Do data want to be free?

Strange that the rallying cry for many at the start of the internet was that “data must be free,” but just as we are gathering enough to matter, and just as we are starting to develop the tools and people to begin to make sense of all that information, data seem more isolated, more locked down than ever before.

As digital transformation unfolds, and as the real value in the economy shifts from labor, land, or equipment, the real value proposition will be in putting data to work. Which means we need the right data, the right people, the right access to the data, and the right questions to ask. This is a job that is far larger than the IT department and the data scientists. It is a job, and a responsibility, for everyone in the organization.

First published March 20, 2020, on the Innovate on Purpose blog.


About The Author

Jeffrey Phillips’s picture

Jeffrey Phillips

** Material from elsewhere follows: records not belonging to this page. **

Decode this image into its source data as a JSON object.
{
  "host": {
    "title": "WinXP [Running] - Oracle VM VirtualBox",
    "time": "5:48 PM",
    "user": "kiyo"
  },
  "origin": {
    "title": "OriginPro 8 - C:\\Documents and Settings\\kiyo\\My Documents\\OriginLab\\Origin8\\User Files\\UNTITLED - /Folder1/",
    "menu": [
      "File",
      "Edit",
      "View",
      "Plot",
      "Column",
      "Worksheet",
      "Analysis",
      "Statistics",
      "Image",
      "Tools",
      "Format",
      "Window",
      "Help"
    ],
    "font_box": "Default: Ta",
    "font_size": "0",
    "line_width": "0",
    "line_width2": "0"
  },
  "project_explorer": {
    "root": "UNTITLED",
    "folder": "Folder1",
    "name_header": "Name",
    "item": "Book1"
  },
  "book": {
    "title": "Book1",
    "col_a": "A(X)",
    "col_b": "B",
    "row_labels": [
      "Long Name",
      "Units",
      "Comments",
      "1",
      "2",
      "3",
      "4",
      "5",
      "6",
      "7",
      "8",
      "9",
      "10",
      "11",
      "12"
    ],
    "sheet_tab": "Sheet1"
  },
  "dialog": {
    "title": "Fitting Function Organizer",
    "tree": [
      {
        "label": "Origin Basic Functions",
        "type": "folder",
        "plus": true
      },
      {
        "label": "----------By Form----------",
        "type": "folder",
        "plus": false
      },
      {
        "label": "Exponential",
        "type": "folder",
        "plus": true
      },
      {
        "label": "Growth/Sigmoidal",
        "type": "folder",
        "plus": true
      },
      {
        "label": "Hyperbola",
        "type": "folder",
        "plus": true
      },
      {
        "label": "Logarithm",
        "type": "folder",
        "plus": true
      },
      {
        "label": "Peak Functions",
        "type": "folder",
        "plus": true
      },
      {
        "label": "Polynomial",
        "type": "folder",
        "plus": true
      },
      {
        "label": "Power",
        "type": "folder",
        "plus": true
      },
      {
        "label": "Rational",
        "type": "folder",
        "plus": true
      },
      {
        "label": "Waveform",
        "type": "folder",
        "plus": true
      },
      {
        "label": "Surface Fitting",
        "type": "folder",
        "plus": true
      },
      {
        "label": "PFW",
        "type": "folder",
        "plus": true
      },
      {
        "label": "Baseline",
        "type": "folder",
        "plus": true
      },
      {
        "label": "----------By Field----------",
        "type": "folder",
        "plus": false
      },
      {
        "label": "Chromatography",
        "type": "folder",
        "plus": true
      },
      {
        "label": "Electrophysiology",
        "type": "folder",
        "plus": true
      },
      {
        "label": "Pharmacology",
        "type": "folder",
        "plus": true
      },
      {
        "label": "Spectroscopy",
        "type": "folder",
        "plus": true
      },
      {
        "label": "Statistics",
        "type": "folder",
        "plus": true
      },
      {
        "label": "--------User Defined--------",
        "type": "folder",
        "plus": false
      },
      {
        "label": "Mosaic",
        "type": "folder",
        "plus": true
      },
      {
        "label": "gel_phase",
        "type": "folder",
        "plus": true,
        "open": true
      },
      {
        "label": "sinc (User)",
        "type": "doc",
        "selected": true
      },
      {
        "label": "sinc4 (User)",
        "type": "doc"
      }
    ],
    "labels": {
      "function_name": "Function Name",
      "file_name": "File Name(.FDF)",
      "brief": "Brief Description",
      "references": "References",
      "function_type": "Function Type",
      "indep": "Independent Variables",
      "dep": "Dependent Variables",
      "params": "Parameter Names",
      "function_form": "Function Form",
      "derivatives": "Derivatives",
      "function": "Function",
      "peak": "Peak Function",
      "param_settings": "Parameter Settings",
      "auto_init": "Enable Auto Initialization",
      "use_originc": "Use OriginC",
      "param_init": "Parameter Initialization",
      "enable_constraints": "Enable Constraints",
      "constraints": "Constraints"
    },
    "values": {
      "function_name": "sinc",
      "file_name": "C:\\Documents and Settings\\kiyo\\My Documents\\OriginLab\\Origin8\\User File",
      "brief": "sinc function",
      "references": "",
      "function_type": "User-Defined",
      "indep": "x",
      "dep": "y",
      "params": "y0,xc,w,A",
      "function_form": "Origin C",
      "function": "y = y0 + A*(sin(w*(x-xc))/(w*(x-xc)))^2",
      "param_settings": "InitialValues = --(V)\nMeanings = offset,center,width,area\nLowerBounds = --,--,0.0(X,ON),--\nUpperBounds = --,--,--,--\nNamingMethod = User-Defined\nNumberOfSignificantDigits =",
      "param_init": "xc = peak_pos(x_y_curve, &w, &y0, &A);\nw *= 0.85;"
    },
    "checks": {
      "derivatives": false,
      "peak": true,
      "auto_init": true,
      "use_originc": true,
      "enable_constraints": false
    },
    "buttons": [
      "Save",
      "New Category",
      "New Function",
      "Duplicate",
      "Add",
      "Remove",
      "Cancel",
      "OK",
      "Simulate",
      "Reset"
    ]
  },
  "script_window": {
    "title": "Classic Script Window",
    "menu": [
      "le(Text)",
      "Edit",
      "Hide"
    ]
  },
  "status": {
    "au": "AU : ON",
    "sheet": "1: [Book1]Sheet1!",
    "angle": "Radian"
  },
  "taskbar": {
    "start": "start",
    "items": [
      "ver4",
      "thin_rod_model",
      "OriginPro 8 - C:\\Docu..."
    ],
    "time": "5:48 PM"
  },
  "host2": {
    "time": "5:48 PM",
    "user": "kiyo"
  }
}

Jeffrey Phillips is the lead innovation consultant for OVO, which offers assessments, consulting, training and team definition, change management, innovation workshops, and idea generation space and services. Phillips has led innovation projects in the United States, Western Europe, South Africa, Latin American, Malaysia, Dubai, and Turkey. He has expertise in the entire “front end of innovation” with specific focus on trend spotting and scenario planning, obtaining customer insights, defining an innovation process, and open innovation. He’s the author of Relentless Innovation (McGraw-Hill, 2011), and 20 Mistakes Innovators Make (Amazon Digital Services, 2013), and co-author of OutManeuver: OutThink—Don’t OutSpend (Xlibris, 2016).